One of the biggest questions that many retirees have as they approach retirement is whether or not to stop working or to work for another year. Financial experts have even coined a term for this and call it the “work one more year syndrome” as it’s so prevalent. In some cases those nearing retirement go through this syndrome as they fear that their retirement savings won’t last and, unfortunately, in many cases that’s true.
Whether or not you have sufficient funds to retire is one of the main reasons to keep working longer and below you’ll find a number of others as well as some suggestions and advice that will help you to determine whether you should stay in the workforce for another year or get out while the getting’s good. Enjoy.
One thing to consider is adding an income stream during retirement that doesn’t take too much effort.

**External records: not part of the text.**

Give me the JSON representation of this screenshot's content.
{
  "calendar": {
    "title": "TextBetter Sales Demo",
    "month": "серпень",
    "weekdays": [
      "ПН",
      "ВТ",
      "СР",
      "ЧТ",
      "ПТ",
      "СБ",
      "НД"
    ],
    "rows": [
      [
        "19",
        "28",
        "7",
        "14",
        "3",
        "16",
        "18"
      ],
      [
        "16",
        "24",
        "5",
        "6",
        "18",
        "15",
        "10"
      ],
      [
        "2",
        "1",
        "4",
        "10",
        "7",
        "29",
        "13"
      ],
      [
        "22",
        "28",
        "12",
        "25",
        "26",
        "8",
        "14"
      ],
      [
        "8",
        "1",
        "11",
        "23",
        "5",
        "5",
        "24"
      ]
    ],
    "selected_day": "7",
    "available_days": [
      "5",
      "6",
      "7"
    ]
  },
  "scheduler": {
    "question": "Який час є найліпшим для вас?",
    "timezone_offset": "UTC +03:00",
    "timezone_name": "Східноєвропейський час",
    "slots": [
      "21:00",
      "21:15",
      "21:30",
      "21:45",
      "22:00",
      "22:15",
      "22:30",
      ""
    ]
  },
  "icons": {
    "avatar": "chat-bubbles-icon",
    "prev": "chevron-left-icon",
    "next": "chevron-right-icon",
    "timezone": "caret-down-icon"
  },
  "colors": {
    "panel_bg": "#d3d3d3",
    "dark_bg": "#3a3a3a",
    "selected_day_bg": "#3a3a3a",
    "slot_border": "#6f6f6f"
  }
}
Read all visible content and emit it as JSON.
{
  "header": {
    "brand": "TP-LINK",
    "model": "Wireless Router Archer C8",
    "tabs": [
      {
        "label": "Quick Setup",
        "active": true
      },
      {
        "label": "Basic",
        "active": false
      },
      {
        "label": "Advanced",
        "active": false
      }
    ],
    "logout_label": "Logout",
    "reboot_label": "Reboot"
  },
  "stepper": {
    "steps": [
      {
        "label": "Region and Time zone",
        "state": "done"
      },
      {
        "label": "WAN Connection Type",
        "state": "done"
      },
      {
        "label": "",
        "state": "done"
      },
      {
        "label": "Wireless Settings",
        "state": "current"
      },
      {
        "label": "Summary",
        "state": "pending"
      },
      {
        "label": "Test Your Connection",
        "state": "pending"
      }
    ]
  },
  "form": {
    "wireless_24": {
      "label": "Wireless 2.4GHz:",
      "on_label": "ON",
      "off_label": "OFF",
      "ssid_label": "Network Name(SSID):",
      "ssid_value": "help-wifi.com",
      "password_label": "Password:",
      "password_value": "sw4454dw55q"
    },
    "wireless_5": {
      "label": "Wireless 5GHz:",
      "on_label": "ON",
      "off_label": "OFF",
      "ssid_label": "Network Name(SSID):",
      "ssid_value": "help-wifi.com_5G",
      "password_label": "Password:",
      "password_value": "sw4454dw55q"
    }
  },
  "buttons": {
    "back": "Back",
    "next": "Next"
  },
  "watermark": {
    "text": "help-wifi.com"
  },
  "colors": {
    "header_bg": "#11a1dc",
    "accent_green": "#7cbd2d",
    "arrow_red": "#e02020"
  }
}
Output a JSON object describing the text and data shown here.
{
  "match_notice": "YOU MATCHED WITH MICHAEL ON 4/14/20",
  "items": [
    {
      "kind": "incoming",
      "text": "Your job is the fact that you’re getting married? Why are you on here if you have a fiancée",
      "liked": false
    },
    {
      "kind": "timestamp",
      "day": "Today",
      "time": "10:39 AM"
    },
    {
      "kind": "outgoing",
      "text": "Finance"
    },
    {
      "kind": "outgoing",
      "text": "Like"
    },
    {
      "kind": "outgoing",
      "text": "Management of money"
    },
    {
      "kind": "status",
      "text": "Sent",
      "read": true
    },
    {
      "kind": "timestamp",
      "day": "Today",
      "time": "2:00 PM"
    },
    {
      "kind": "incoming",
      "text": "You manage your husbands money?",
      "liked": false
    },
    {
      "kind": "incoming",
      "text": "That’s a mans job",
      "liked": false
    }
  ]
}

Frankly, there are many who believe that retirement means that they’re going to completely stop any and all of their activities that create income but, in many cases, retirement opens the door to making a bit of income on a side. From investing in real estate and becoming a landlord to turning your hobby into an income generating activity, there are plenty of ways to generate a few bucks to keep from having to take money out of your nest egg and stretch your retirement funds a bit further. If you can do this, you may not need to continue working for that extra year.
By building a reasonable amount of cushion into your plans you may well be able to retire now rather than later, sure, working another year means that your retirement nest egg will be bigger but, if you develop a detailed budget now and identify those areas where you could considerably cut back on spending, you may be able to forgo working at extra year and get started on your retirement now. The fact is, while working longer is certainly a conservative plan for retirement, there are many other plans that work just as well. You also need to consider where you are storing the cushion. A TFSA VS RRSP is probably the way to go. A tax free savings account allows your savings to enjoy tax free growth, tax free withdrawals, as well as the ability to redeposit the money as you choose. A registered retirement savings plan just doesn’t enjoy the same tax benefits as a TFA.

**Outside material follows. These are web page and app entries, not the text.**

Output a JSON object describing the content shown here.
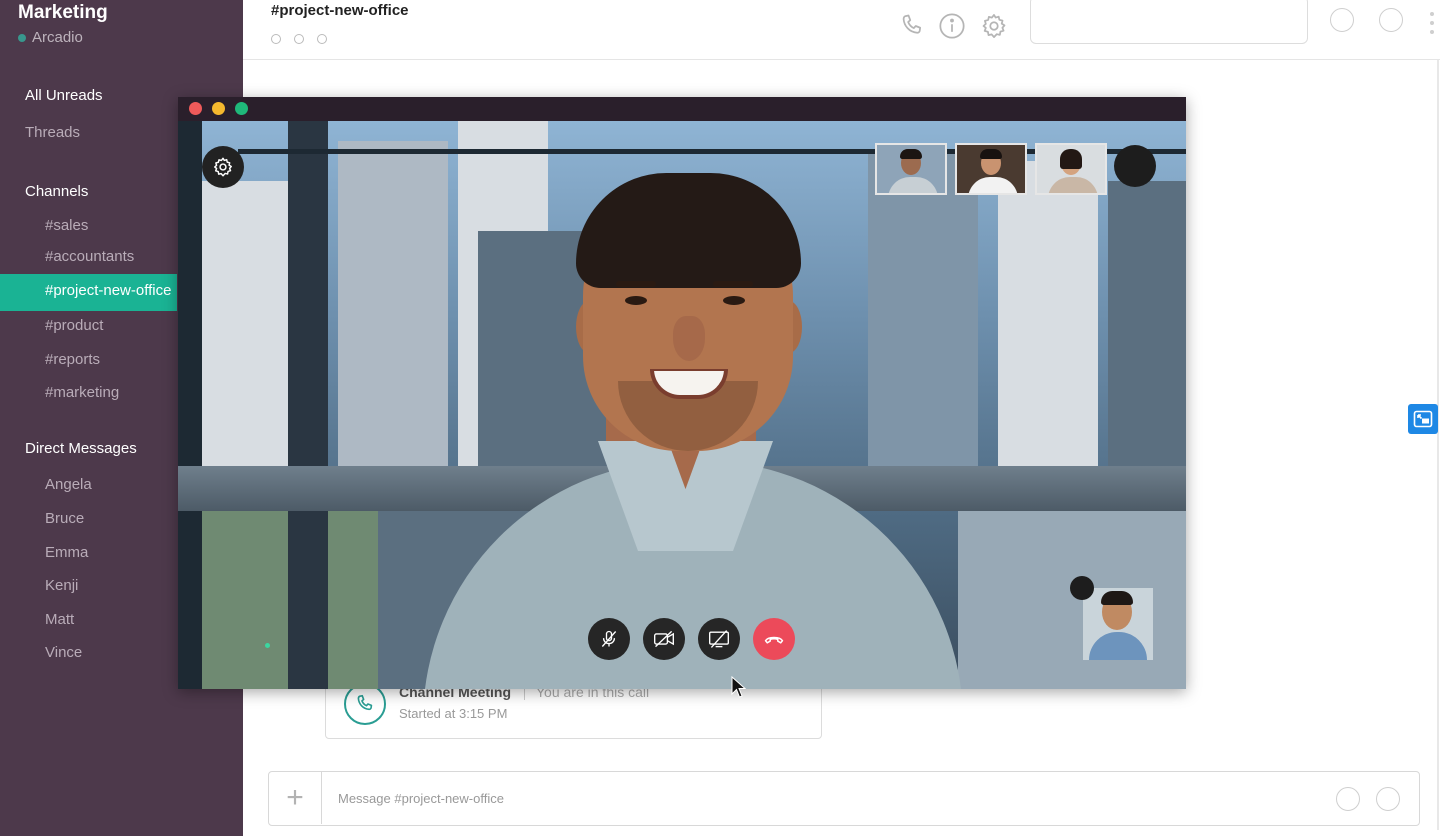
{
  "workspace": {
    "team_name": "Marketing",
    "user_name": "Arcadio"
  },
  "sidebar": {
    "all_unreads": "All Unreads",
    "threads": "Threads",
    "channels_heading": "Channels",
    "channels": [
      "#sales",
      "#accountants",
      "#project-new-office",
      "#product",
      "#reports",
      "#marketing"
    ],
    "active_channel": "#project-new-office",
    "dm_heading": "Direct Messages",
    "direct_messages": [
      "Angela",
      "Bruce",
      "Emma",
      "Kenji",
      "Matt",
      "Vince"
    ]
  },
  "header": {
    "channel_title": "#project-new-office"
  },
  "meeting": {
    "title": "Channel Meeting",
    "status": "You are in this call",
    "started": "Started at 3:15 PM"
  },
  "composer": {
    "placeholder": "Message #project-new-office"
  },
  "colors": {
    "sidebar_bg": "#4d394b",
    "active_channel_bg": "#1ab394",
    "end_call": "#ec4a5a",
    "presence": "#38978d",
    "float_button": "#1e88e5"
  },
  "icons": {
    "header": [
      "phone-icon",
      "info-icon",
      "gear-icon"
    ],
    "call_controls": [
      "mic-off-icon",
      "video-off-icon",
      "screen-share-off-icon",
      "end-call-icon"
    ]
  }
}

Understanding how the 4% rule works and creating a plan based on it is definitely a must. While it’s easy to understand that withdrawing 4% annually is generally a sustainable plant, very few people know the actual intricacies behind this financial rule of thumb. Having a clear understanding of how future changes will affect your portfolio, knowing the asset allocation that’s going to be used, as well as knowing how all of these numbers are calculated will help you to determine whether or not retiring now is an option or if working another year is going to be a necessity.
The more flexibility that you have with withdrawals the better chance that you’ll be able to retire sooner than later. The fact is, you can greatly improve the chance that your nest egg will never be depleted simply by keeping track of the market and suspending the inflation increase when they don’t cooperate. This goes against the 4% rule that assumes that a retiree will start withdrawing a fixed amount immediately and then increase their withdrawals by inflation, even if the market goes south. Fortunately this can usually be accomplished by cutting back on some parts of your budget temporarily and, in most cases, you won’t even notice the sacrifice. If you do it right, working an extra year will probably not be a necessity.
The fact is, it’s always best to be optimistic about the future and, even though future returns might not be as good as a used to be, your portfolio will generally do fine as long as you don’t have the unfortunate circumstance of retiring during the same time that the market is going through a significant downturn. If you’re flexible with your spending you can always find another job if this happens but, in most cases, if you’ve done your planning correctly and the market is looking good, retiring now is probably not a bad idea.
The fact is that nobody knows for sure if their retirement nest egg will last them for the rest of their life. With that in mind, taking a few precautions now and, if need be, working an extra year to build that retirement account up may mean the difference between living your retirement in style or not.
By familiarizing yourself with some of the strategies that we’ve gone over above you’ll be able to weather any unforeseen events that occur and, as soon as you hit that wonderful retirement savings goal, you’ll be able to quit your job and start enjoying those golden years if you choose to.